They spread out at 4- or 5-foot intervals for 20-25 yards in an area about 10 or 15 yards deep. Stanley Marsh’s Cadillac Ranch isn’t otherwise identified or explained. People took pictures from several angles, smiling and laughing as they looked at the old cars buried in the dirt.
“It’s not quite what I thought it’d be,” I heard somebody say.
I didn’t know what I’d expected and wasn’t sure what I was seeing. It seemed to be saying something about the bygone era of the big Cadillac. Whatever it was and for whatever reason it was there, though, it made me feel good that somebody had done it.
While others took photographs, I walked around the buried cars and read the graffiti and looked inside some of them. They had evidently been painted red to cover up past graffiti, but more graffiti quickly took its place. One girl from Ft. Worth plastered her name and address in several places, always saying this was her second visit to the place and to look her up in Ft. Worth.
“The Boss” was written on the top of one old Cadillac; “Springsteen” was written on another, both evidently because of the song called “Cadillac Ranch” he’d written a few years earlier.
Before I walked back down the dirt path to the road, a young guy climbed to the top of one of the protruding rear bumpers, stood up and provided a moon shot of his rear end to add his contribution to the statement being made.
When I got home, I called information—this was before much Internet access was available—for Stanley Marsh and caught him entertaining, unavailable for my questions.
The next day I called for him at Marsh Enterprise, a media company. Marsh was unavailable for comment, but would be later.
All I really wanted to know was what was on his mind when he had the place created, how much it had cost him and a profound quotation or two about the meaning of life from him. The secretary did refer me to Doug Michels, one of the three creators of the Cadillac Ranch.

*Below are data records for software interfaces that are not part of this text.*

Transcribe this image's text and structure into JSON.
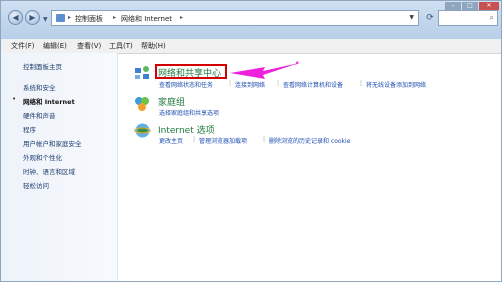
{
  "address": {
    "crumbs": [
      "控制面板",
      "网络和 Internet"
    ],
    "search_icon": "search-icon"
  },
  "menu": [
    "文件(F)",
    "编辑(E)",
    "查看(V)",
    "工具(T)",
    "帮助(H)"
  ],
  "sidebar": {
    "items": [
      {
        "label": "控制面板主页",
        "active": false
      },
      {
        "label": "系统和安全",
        "active": false
      },
      {
        "label": "网络和 Internet",
        "active": true
      },
      {
        "label": "硬件和声音",
        "active": false
      },
      {
        "label": "程序",
        "active": false
      },
      {
        "label": "用户帐户和家庭安全",
        "active": false
      },
      {
        "label": "外观和个性化",
        "active": false
      },
      {
        "label": "时钟、语言和区域",
        "active": false
      },
      {
        "label": "轻松访问",
        "active": false
      }
    ]
  },
  "categories": [
    {
      "title": "网络和共享中心",
      "links": [
        "查看网络状态和任务",
        "连接到网络",
        "查看网络计算机和设备",
        "将无线设备添加到网络"
      ]
    },
    {
      "title": "家庭组",
      "links": [
        "选择家庭组和共享选项"
      ]
    },
    {
      "title": "Internet 选项",
      "links": [
        "更改主页",
        "管理浏览器加载项",
        "删除浏览的历史记录和 cookie"
      ]
    }
  ],
  "colors": {
    "highlight_box": "#d40000",
    "annotation_arrow": "#ee22dd",
    "category_title": "#1f7a3c",
    "link": "#1f4fb0"
  }
}
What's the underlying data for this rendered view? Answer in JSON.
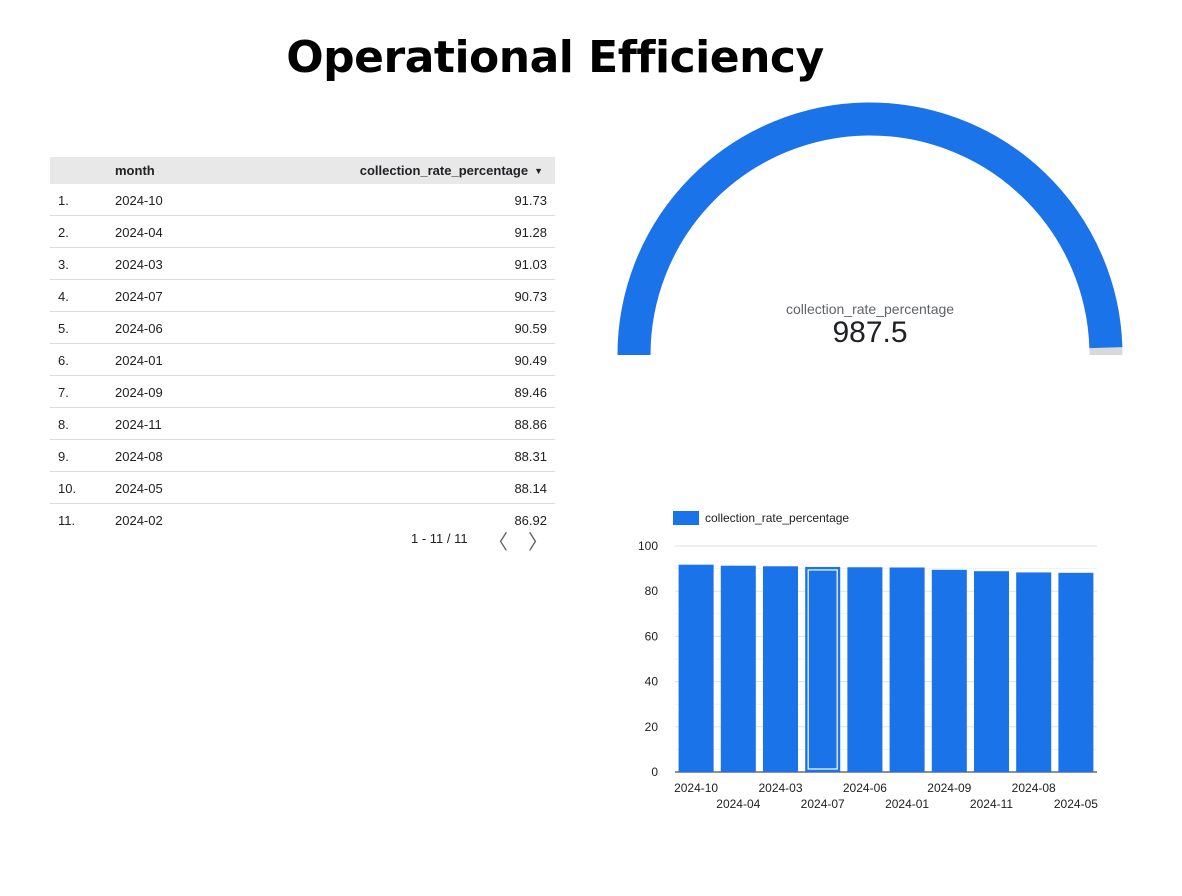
{
  "page": {
    "title": "Operational Efficiency"
  },
  "table": {
    "headers": {
      "month": "month",
      "value": "collection_rate_percentage",
      "sort_icon": "▼"
    },
    "rows": [
      {
        "idx": "1.",
        "month": "2024-10",
        "value": "91.73"
      },
      {
        "idx": "2.",
        "month": "2024-04",
        "value": "91.28"
      },
      {
        "idx": "3.",
        "month": "2024-03",
        "value": "91.03"
      },
      {
        "idx": "4.",
        "month": "2024-07",
        "value": "90.73"
      },
      {
        "idx": "5.",
        "month": "2024-06",
        "value": "90.59"
      },
      {
        "idx": "6.",
        "month": "2024-01",
        "value": "90.49"
      },
      {
        "idx": "7.",
        "month": "2024-09",
        "value": "89.46"
      },
      {
        "idx": "8.",
        "month": "2024-11",
        "value": "88.86"
      },
      {
        "idx": "9.",
        "month": "2024-08",
        "value": "88.31"
      },
      {
        "idx": "10.",
        "month": "2024-05",
        "value": "88.14"
      },
      {
        "idx": "11.",
        "month": "2024-02",
        "value": "86.92"
      }
    ],
    "pagination": {
      "text": "1 - 11 / 11",
      "prev": "〈",
      "next": "〉"
    }
  },
  "gauge": {
    "label": "collection_rate_percentage",
    "value": "987.5",
    "fill_fraction": 0.99,
    "colors": {
      "fill": "#1a73e8",
      "track": "#d9d9d9"
    }
  },
  "chart_data": {
    "type": "bar",
    "categories": [
      "2024-10",
      "2024-04",
      "2024-03",
      "2024-07",
      "2024-06",
      "2024-01",
      "2024-09",
      "2024-11",
      "2024-08",
      "2024-05"
    ],
    "series": [
      {
        "name": "collection_rate_percentage",
        "values": [
          91.73,
          91.28,
          91.03,
          90.73,
          90.59,
          90.49,
          89.46,
          88.86,
          88.31,
          88.14
        ]
      }
    ],
    "ylim": [
      0,
      100
    ],
    "yticks": [
      0,
      20,
      40,
      60,
      80,
      100
    ],
    "grid": true,
    "legend": "top-left",
    "highlighted_category": "2024-07",
    "colors": {
      "bar": "#1a73e8"
    }
  }
}
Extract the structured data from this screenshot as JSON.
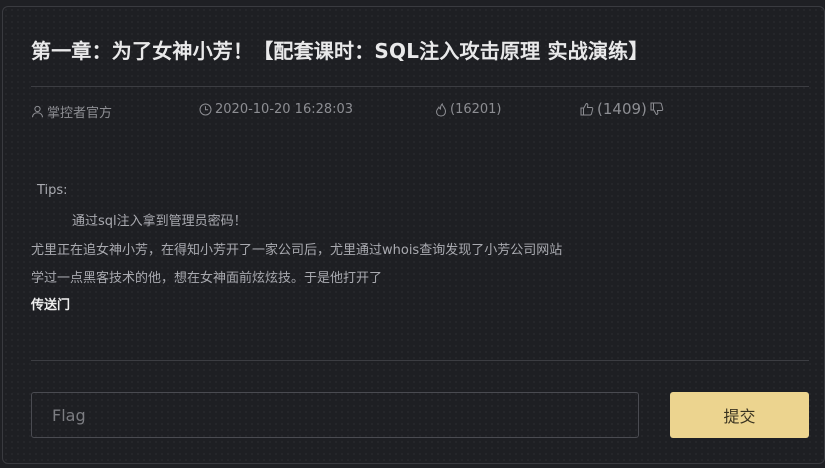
{
  "challenge": {
    "title": "第一章：为了女神小芳！【配套课时：SQL注入攻击原理 实战演练】",
    "author": "掌控者官方",
    "datetime": "2020-10-20 16:28:03",
    "views": "(16201)",
    "likes": "(1409)"
  },
  "description": {
    "tips_label": "Tips:",
    "tip_text": "通过sql注入拿到管理员密码！",
    "story_line1": "尤里正在追女神小芳，在得知小芳开了一家公司后，尤里通过whois查询发现了小芳公司网站",
    "story_line2": "学过一点黑客技术的他，想在女神面前炫炫技。于是他打开了",
    "portal_link": "传送门"
  },
  "form": {
    "flag_placeholder": "Flag",
    "submit_label": "提交"
  },
  "icons": {
    "author": "user-icon",
    "time": "clock-icon",
    "views": "fire-icon",
    "like": "thumbs-up-icon",
    "dislike": "thumbs-down-icon"
  },
  "colors": {
    "background": "#1e1f23",
    "submit_button": "#ecd48f"
  }
}
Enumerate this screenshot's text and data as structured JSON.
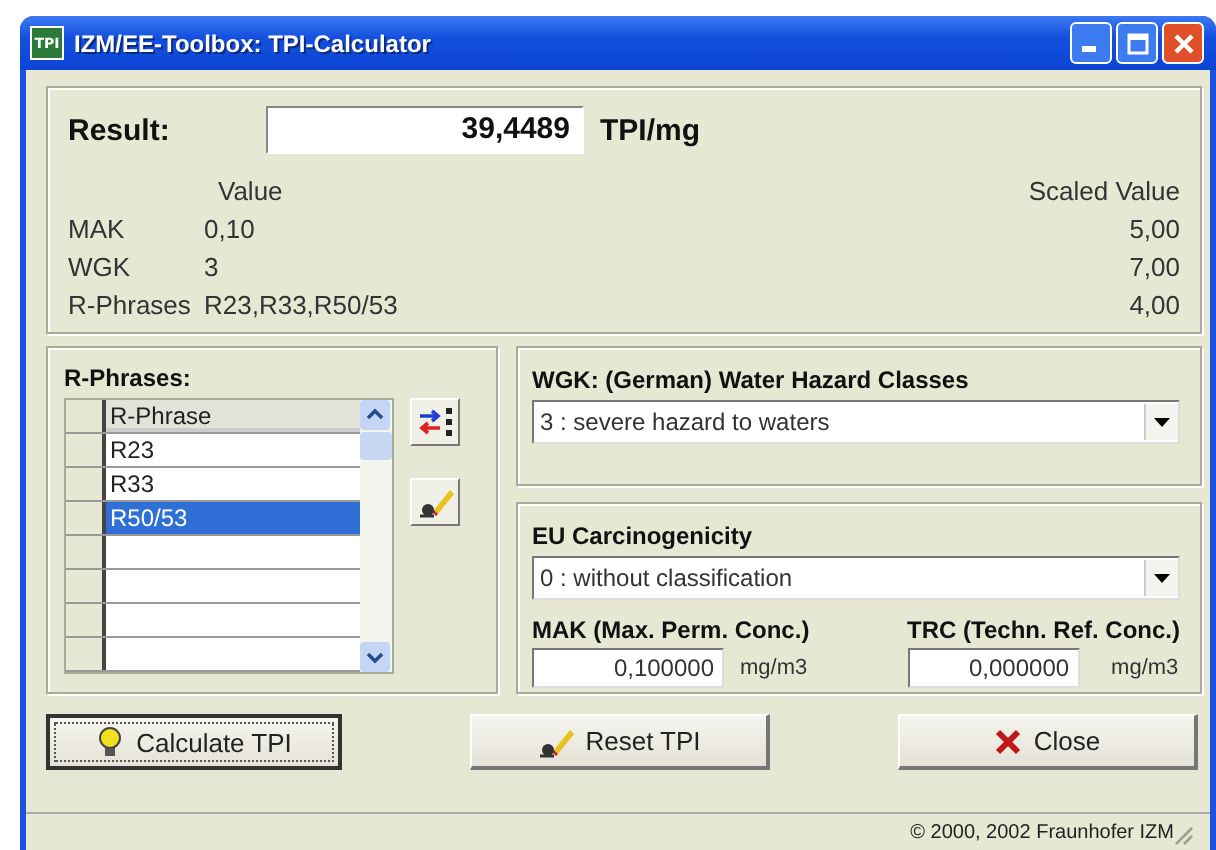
{
  "window": {
    "title": "IZM/EE-Toolbox:  TPI-Calculator",
    "icon_text": "TPI"
  },
  "result": {
    "label": "Result:",
    "value": "39,4489",
    "unit": "TPI/mg"
  },
  "values": {
    "value_header": "Value",
    "scaled_header": "Scaled Value",
    "rows": [
      {
        "name": "MAK",
        "value": "0,10",
        "scaled": "5,00"
      },
      {
        "name": "WGK",
        "value": "3",
        "scaled": "7,00"
      },
      {
        "name": "R-Phrases",
        "value": "R23,R33,R50/53",
        "scaled": "4,00"
      }
    ]
  },
  "r_phrases": {
    "title": "R-Phrases:",
    "column": "R-Phrase",
    "rows": [
      {
        "text": "R23",
        "selected": false
      },
      {
        "text": "R33",
        "selected": false
      },
      {
        "text": "R50/53",
        "selected": true
      }
    ]
  },
  "wgk": {
    "title": "WGK: (German) Water Hazard Classes",
    "value": "3 : severe hazard to waters"
  },
  "eu": {
    "title": "EU Carcinogenicity",
    "value": "0 : without classification"
  },
  "concs": [
    {
      "label": "MAK (Max. Perm. Conc.)",
      "value": "0,100000",
      "unit": "mg/m3"
    },
    {
      "label": "TRC (Techn. Ref. Conc.)",
      "value": "0,000000",
      "unit": "mg/m3"
    }
  ],
  "buttons": [
    {
      "label": "Calculate TPI",
      "kind": "calculate",
      "focused": true
    },
    {
      "label": "Reset TPI",
      "kind": "reset",
      "focused": false
    },
    {
      "label": "Close",
      "kind": "close",
      "focused": false
    }
  ],
  "status_bar": "© 2000, 2002 Fraunhofer IZM"
}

He was available.
“He was looking for a great piece of art,” Michels, then a Washington, D.C., architect, told me about Marsh’s commission to the Ant Farm, a California-based architectural and design firm between 1969-1978.
Marsh was familiar with the work of Michels and his two partners, Chip Lord and Hudson Marquez, through houses they’d designed in Texas and other artwork they’d done, Michels said.
“It was pretty open-ended,” Michels said about the job and how he and his partners went about completing it.
When he, Lord (an architect then at the University of California-San Diego) and Marquez (then working in the Hollywood film industry) visited the site to decide what to create, the wheat was moving in the wind like waves in the ocean.
“What we did was inspired by dolphins,” Michels said. “Their tail fins show above the water as they swim. The wheat field reminded me of the ocean, and we reached the decision on the spot.”
Completed in 1974, the 10 Cadillacs represent each styling change from 1949-1963, Michels said. People interpret the creation in their own ways, but Michels said they had a definite meaning in mind when they created the piece.
“It’s a monument to the rise and fall of the Cadillac tail fin from ’49 to ’63,” Michels said. “Some people see it as the end of the gas-guzzling automobile, but that’s not what the artists had in mind.”
Springsteen’s lyrics are just as open to interpreters. He wrote that the Cadillac “rides just like a little ball of heaven here on earth” and “when I die throw my body in the back/and drive me to the junkyard in my Cadillac. …”
I’d still like to know what Marsh wanted when he approached the Ant Farm and why he wanted anything on the place at all and whether he was satisfied with what he got.
That’ll have to wait for another day, if at all. The completed work was most of what was sticking in my mind.
“It’s a potent image,” Michels said, saying something like what I’d been thinking since I first saw the Cadillac Ranch—“The American Stonehenge.”